Across the other side of the Atlantic the US economy appears to be idling along nicely, albeit at a very slow rate, even though concern about the fiscal cliff is making investors nervous, a fact that saw US stocks dip late on after US majority Senate Leader Harry Reid admitted there has been “little progress” in talks thus far. Consumer confidence is at a four year high and house prices appear to be making a comeback.
Today’s Fed Beige book could reinforce this optimism, but it is unlikely to, especially on the East Coast where it would not be unexpected to see some hit to activity from Hurricane Sandy. Previous Beige books have pointed to moderate economic activity with some concern about manufacturing. This seems likely to continue Sandy notwithstanding.
EURUSD – yesterday’s failure at 1.3005 trend line resistance from the 2011 1.4940 highs saw the euro slip back to the 1.2920 area near the 50 day MA. A break above 1.3020 has the potential to retarget the September highs at 1.3175. A break back below the 50 day MA and 1.2900 retargets a move towards the 200 day MA at 1.2800, while below that we also have trend line support from the 1.2050 lows which now comes in at 1.2745.
GBPUSD – the cable once again failed to overcome the 50 day MA for the third day in a row at 1.6065, also falling short of 1.6100 channel line resistance from the 1.6310 highs. Only above 1.6100 has the potential to target 1.6200 and the October highs. If we drop below 1.6000 we could see a drop to the 1.5970 area. To push conclusively lower we would need to see a move towards and break below 1.5815 trend line support from the 1.5270 lows, as well as 1.5660.
EURGBP – yesterday’s bearish daily candle opens up the risk that we’ve seen the highs here and we could now slip back towards 0.8020. We need a move above 0.8115 to suggest a move towards the October highs at 0.8165 remains possible. On the downside trend line support comes in at 0.7990 from the July lows at 0.7755.
USDJPY – having held above support at 81.80 we remain on track for a retest of last week’s highs at 82.85, on the way to a broader move towards the March highs above 84.00. A break below the interim support at 81.80 has the potential to target a move towards the 80.50 and weekly cloud level support. Only below the 80.50 level suggests a move back towards the November lows at 79.00.

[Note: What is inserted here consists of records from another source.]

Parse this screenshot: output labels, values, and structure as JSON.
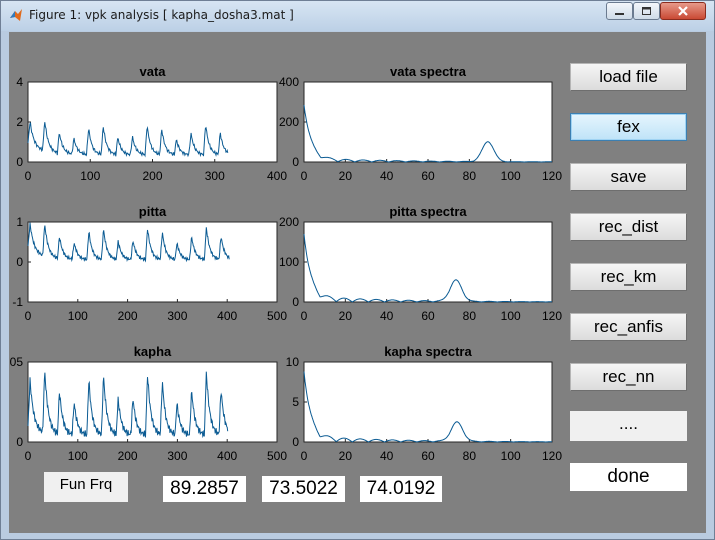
{
  "window": {
    "title": "Figure 1: vpk analysis [ kapha_dosha3.mat ]"
  },
  "buttons": {
    "load_file": "load file",
    "fex": "fex",
    "save": "save",
    "rec_dist": "rec_dist",
    "rec_km": "rec_km",
    "rec_anfis": "rec_anfis",
    "rec_nn": "rec_nn",
    "more": "....",
    "done": "done"
  },
  "fun_frq": {
    "label": "Fun Frq",
    "values": [
      "89.2857",
      "73.5022",
      "74.0192"
    ]
  },
  "colors": {
    "line": "#0b5b93",
    "figure_bg": "#808080"
  },
  "chart_data": [
    {
      "type": "line",
      "title": "vata",
      "xlim": [
        0,
        400
      ],
      "ylim": [
        0,
        4
      ],
      "xticks": [
        "0",
        "100",
        "200",
        "300",
        "400"
      ],
      "yticks": [
        "0",
        "2",
        "4"
      ],
      "signal": {
        "kind": "oscillation",
        "n": 322,
        "period": 23.5,
        "base": 0.35,
        "amp": 1.55,
        "drift_start": 0.6,
        "drift_end": 0.25
      }
    },
    {
      "type": "line",
      "title": "vata spectra",
      "xlim": [
        0,
        120
      ],
      "ylim": [
        0,
        400
      ],
      "xticks": [
        "0",
        "20",
        "40",
        "60",
        "80",
        "100",
        "120"
      ],
      "yticks": [
        "0",
        "200",
        "400"
      ],
      "signal": {
        "kind": "spectrum",
        "dc": 285,
        "dc_decay": 3.2,
        "ripple": 38,
        "ripple_period": 8.2,
        "peak_center": 89,
        "peak_height": 100,
        "peak_width": 4
      }
    },
    {
      "type": "line",
      "title": "pitta",
      "xlim": [
        0,
        500
      ],
      "ylim": [
        -1,
        1
      ],
      "xticks": [
        "0",
        "100",
        "200",
        "300",
        "400",
        "500"
      ],
      "yticks": [
        "-1",
        "0",
        "1"
      ],
      "signal": {
        "kind": "oscillation",
        "n": 405,
        "period": 29.5,
        "base": 0.05,
        "amp": 0.82,
        "drift_start": 0.35,
        "drift_end": 0.0
      }
    },
    {
      "type": "line",
      "title": "pitta spectra",
      "xlim": [
        0,
        120
      ],
      "ylim": [
        0,
        200
      ],
      "xticks": [
        "0",
        "20",
        "40",
        "60",
        "80",
        "100",
        "120"
      ],
      "yticks": [
        "0",
        "100",
        "200"
      ],
      "signal": {
        "kind": "spectrum",
        "dc": 170,
        "dc_decay": 3.0,
        "ripple": 28,
        "ripple_period": 7.8,
        "peak_center": 73.5,
        "peak_height": 53,
        "peak_width": 4
      }
    },
    {
      "type": "line",
      "title": "kapha",
      "xlim": [
        0,
        500
      ],
      "ylim": [
        0,
        0.05
      ],
      "xticks": [
        "0",
        "100",
        "200",
        "300",
        "400",
        "500"
      ],
      "yticks": [
        "0",
        "05"
      ],
      "signal": {
        "kind": "oscillation",
        "n": 402,
        "period": 29.5,
        "base": 0.004,
        "amp": 0.04,
        "drift_start": 0.006,
        "drift_end": 0.0
      }
    },
    {
      "type": "line",
      "title": "kapha spectra",
      "xlim": [
        0,
        120
      ],
      "ylim": [
        0,
        10
      ],
      "xticks": [
        "0",
        "20",
        "40",
        "60",
        "80",
        "100",
        "120"
      ],
      "yticks": [
        "0",
        "5",
        "10"
      ],
      "signal": {
        "kind": "spectrum",
        "dc": 8.8,
        "dc_decay": 3.0,
        "ripple": 1.4,
        "ripple_period": 7.8,
        "peak_center": 74,
        "peak_height": 2.4,
        "peak_width": 4
      }
    }
  ]
}
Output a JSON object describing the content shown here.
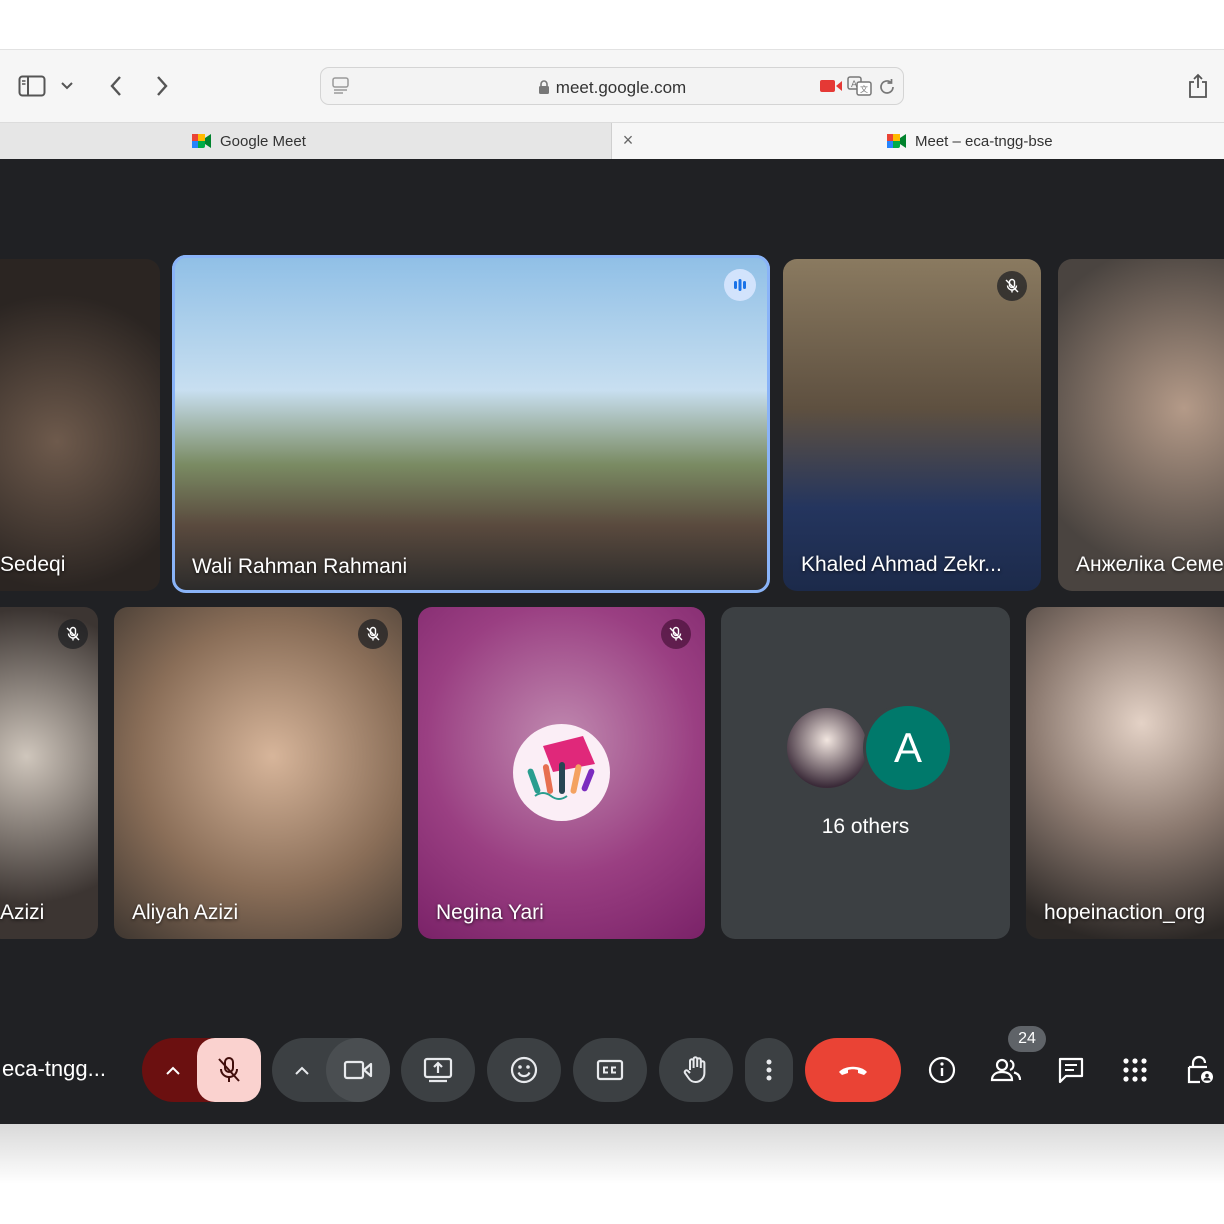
{
  "browser": {
    "url": "meet.google.com",
    "tabs": [
      {
        "label": "Google Meet"
      },
      {
        "label": "Meet – eca-tngg-bse"
      }
    ],
    "tab_close": "×"
  },
  "participants": {
    "p1_name": "Sedeqi",
    "p2_name": "Wali Rahman Rahmani",
    "p3_name": "Khaled Ahmad Zekr...",
    "p4_name": "Анжеліка Семе",
    "p5_name": "Azizi",
    "p6_name": "Aliyah Azizi",
    "p7_name": "Negina Yari",
    "others_label": "16 others",
    "others_initial": "A",
    "p8_name": "hopeinaction_org"
  },
  "controls": {
    "meeting_code": "eca-tngg...",
    "people_count": "24"
  },
  "colors": {
    "stage_bg": "#202124",
    "end_call": "#ea4335",
    "mic_muted_bg": "#fad2cf",
    "mic_arrow_bg": "#6b1010",
    "speaking_outline": "#8ab4f8",
    "avatar_teal": "#00796b"
  },
  "icons": [
    "sidebar-icon",
    "chevron-down-icon",
    "back-icon",
    "forward-icon",
    "reader-icon",
    "lock-icon",
    "camera-recording-icon",
    "translate-icon",
    "reload-icon",
    "share-icon",
    "meet-icon",
    "mic-off-icon",
    "camera-icon",
    "present-icon",
    "emoji-icon",
    "captions-icon",
    "raise-hand-icon",
    "more-icon",
    "end-call-icon",
    "info-icon",
    "people-icon",
    "chat-icon",
    "activities-icon",
    "host-controls-icon"
  ]
}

Lack of Fiscal Cliff progression douses market enthusiasm
By Tim Waterer (Senior Trader, CMC Markets)
The market relief over a debt deal for Greece lasted about 5 minutes before investor attention changed course towards the as-yet unresolved Fiscal Cliff. The rhetoric emanating from Washington in recent days has not exactly filled traders with an abundance of confidence that a deal will get done comfortably before the deadline. Investors had feared that the discussions between Republicans and Democrats would be a long, drawn out process and this is exactly what appears to be playing out on Capitol Hill.
With a lack of development over the US budget talks dousing some recent market enthusiasm, the run higher in ‘risk’ assets has for the moment stalled, much like the Fiscal Cliff discussions themselves it would seem. As a result, there is an uptick in US Dollar buying which has translated into weakness among commodities like gold and oil, with traders making a slight lean towards the side of caution. Shares across Asia followed the tone set by Wall Street with weakness the theme of the day.

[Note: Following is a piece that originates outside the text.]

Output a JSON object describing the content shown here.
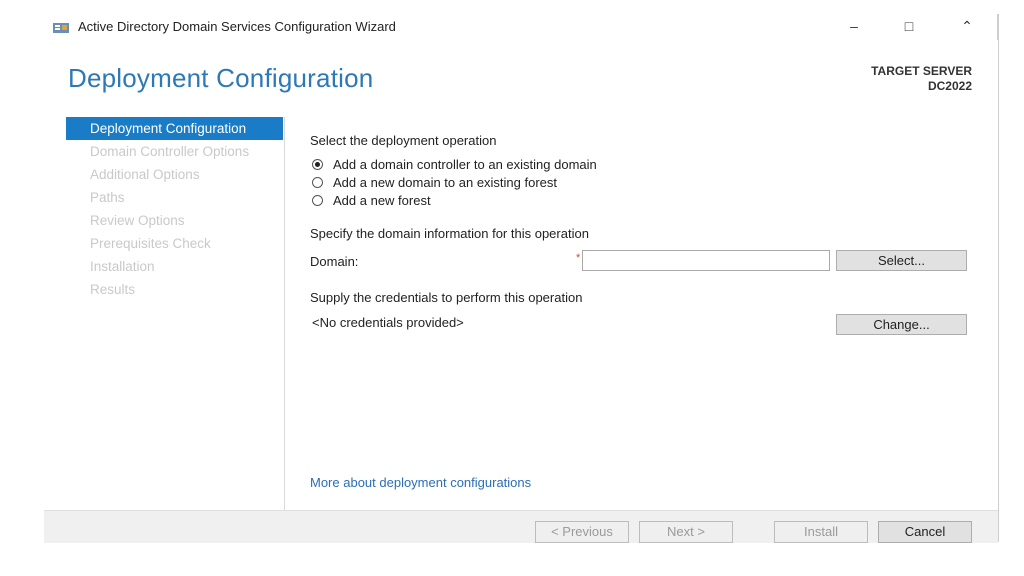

And while the equity market weakness was not of the ‘game changing’ variety, it was enough to keep the major bourses trading in red numbers given new no developments on the Fiscal Cliff front. The resource stocks were the most notable under-performers on the Australian market, with commodity prices taking a downturn due to the lack of progression from US budget talks.

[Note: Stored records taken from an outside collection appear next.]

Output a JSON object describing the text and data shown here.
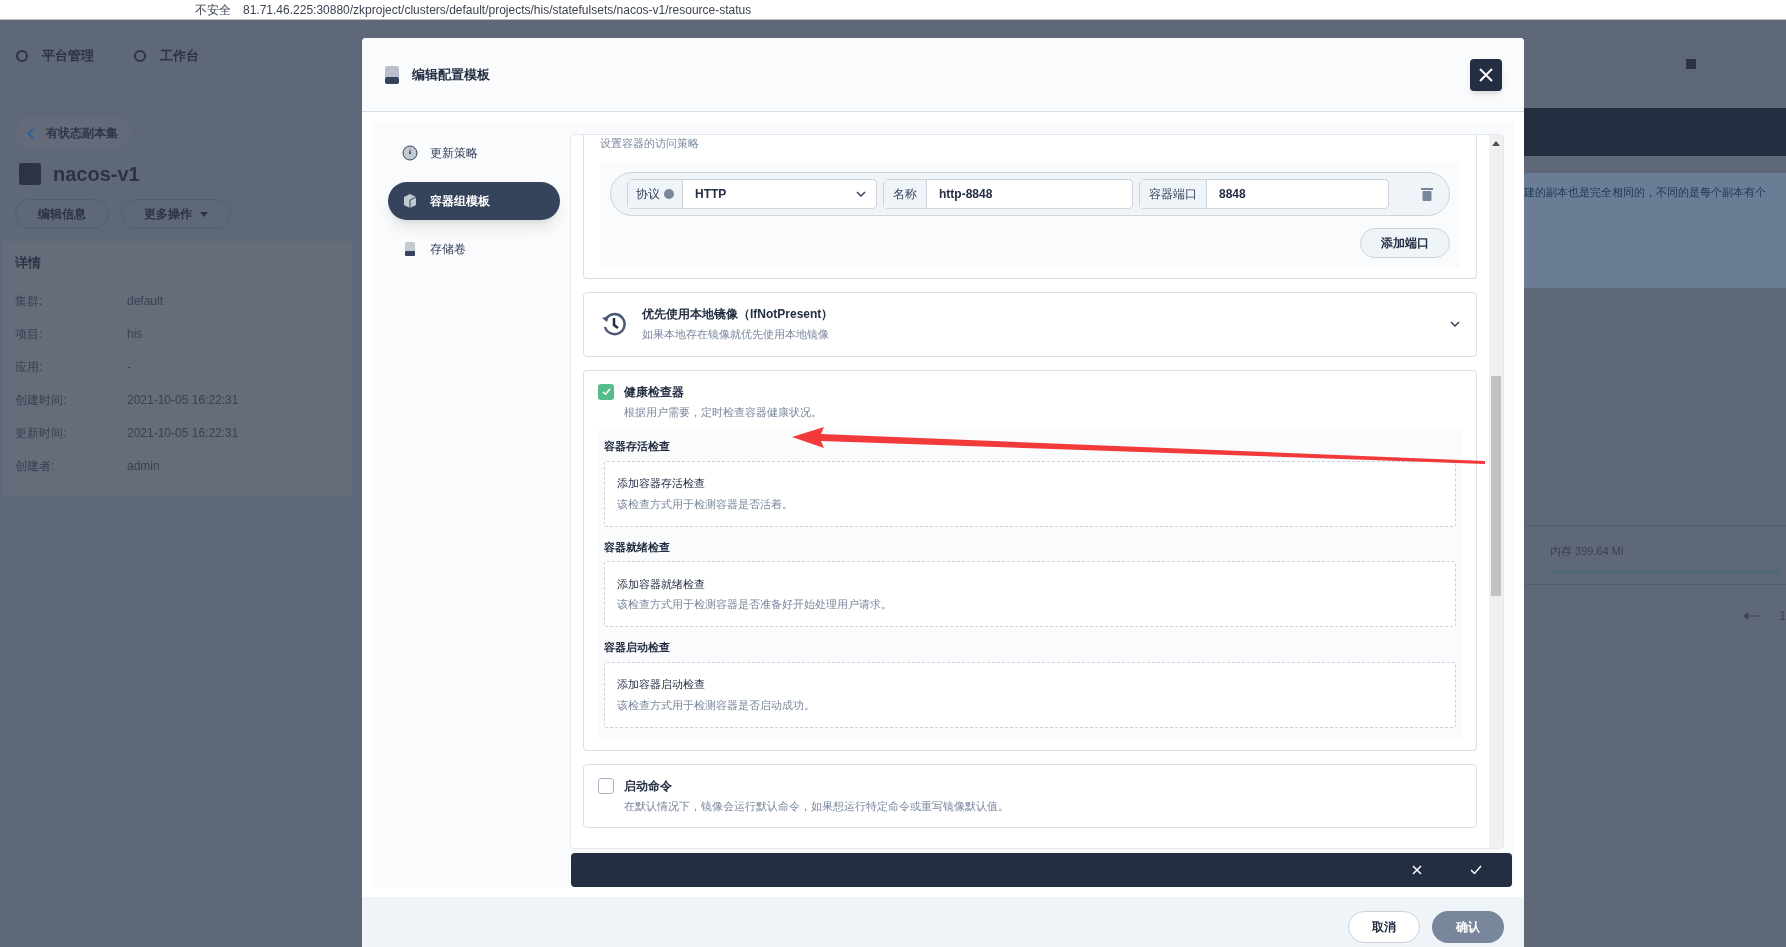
{
  "browser": {
    "security": "不安全",
    "url": "81.71.46.225:30880/zkproject/clusters/default/projects/his/statefulsets/nacos-v1/resource-status"
  },
  "background": {
    "nav": [
      {
        "label": "平台管理"
      },
      {
        "label": "工作台"
      }
    ],
    "breadcrumb": "有状态副本集",
    "title": "nacos-v1",
    "buttons": [
      "编辑信息",
      "更多操作"
    ],
    "details_title": "详情",
    "details": [
      {
        "label": "集群:",
        "value": "default"
      },
      {
        "label": "项目:",
        "value": "his"
      },
      {
        "label": "应用:",
        "value": "-"
      },
      {
        "label": "创建时间:",
        "value": "2021-10-05 16:22:31"
      },
      {
        "label": "更新时间:",
        "value": "2021-10-05 16:22:31"
      },
      {
        "label": "创建者:",
        "value": "admin"
      }
    ],
    "description": "建的副本也是完全相同的，不同的是每个副本有个",
    "memory": "内存 399.64 Mi",
    "page": "1"
  },
  "modal": {
    "title": "编辑配置模板",
    "nav": [
      {
        "label": "更新策略",
        "selected": false
      },
      {
        "label": "容器组模板",
        "selected": true
      },
      {
        "label": "存储卷",
        "selected": false
      }
    ],
    "port_hint": "设置容器的访问策略",
    "port": {
      "protocol_label": "协议",
      "protocol": "HTTP",
      "name_label": "名称",
      "name": "http-8848",
      "port_label": "容器端口",
      "port": "8848"
    },
    "add_port": "添加端口",
    "image_policy": {
      "title": "优先使用本地镜像（IfNotPresent）",
      "desc": "如果本地存在镜像就优先使用本地镜像"
    },
    "health": {
      "checked": true,
      "title": "健康检查器",
      "desc": "根据用户需要，定时检查容器健康状况。",
      "probes": [
        {
          "heading": "容器存活检查",
          "title": "添加容器存活检查",
          "desc": "该检查方式用于检测容器是否活着。"
        },
        {
          "heading": "容器就绪检查",
          "title": "添加容器就绪检查",
          "desc": "该检查方式用于检测容器是否准备好开始处理用户请求。"
        },
        {
          "heading": "容器启动检查",
          "title": "添加容器启动检查",
          "desc": "该检查方式用于检测容器是否启动成功。"
        }
      ]
    },
    "command": {
      "checked": false,
      "title": "启动命令",
      "desc": "在默认情况下，镜像会运行默认命令，如果想运行特定命令或重写镜像默认值。"
    },
    "footer_buttons": [
      "取消",
      "确认"
    ]
  }
}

Overall, much of the buying momentum enjoyed in the last week or so seems to have dissipated with the gap over the Fiscal Cliff discussion still some way from being closed. However at the first sign of forward progression from US politicians I would expect the market to again be pepped up on expectations that a deal will eventually get done, albeit at the eleventh hour. But until then, the global financial market will be hanging on every word from Washington.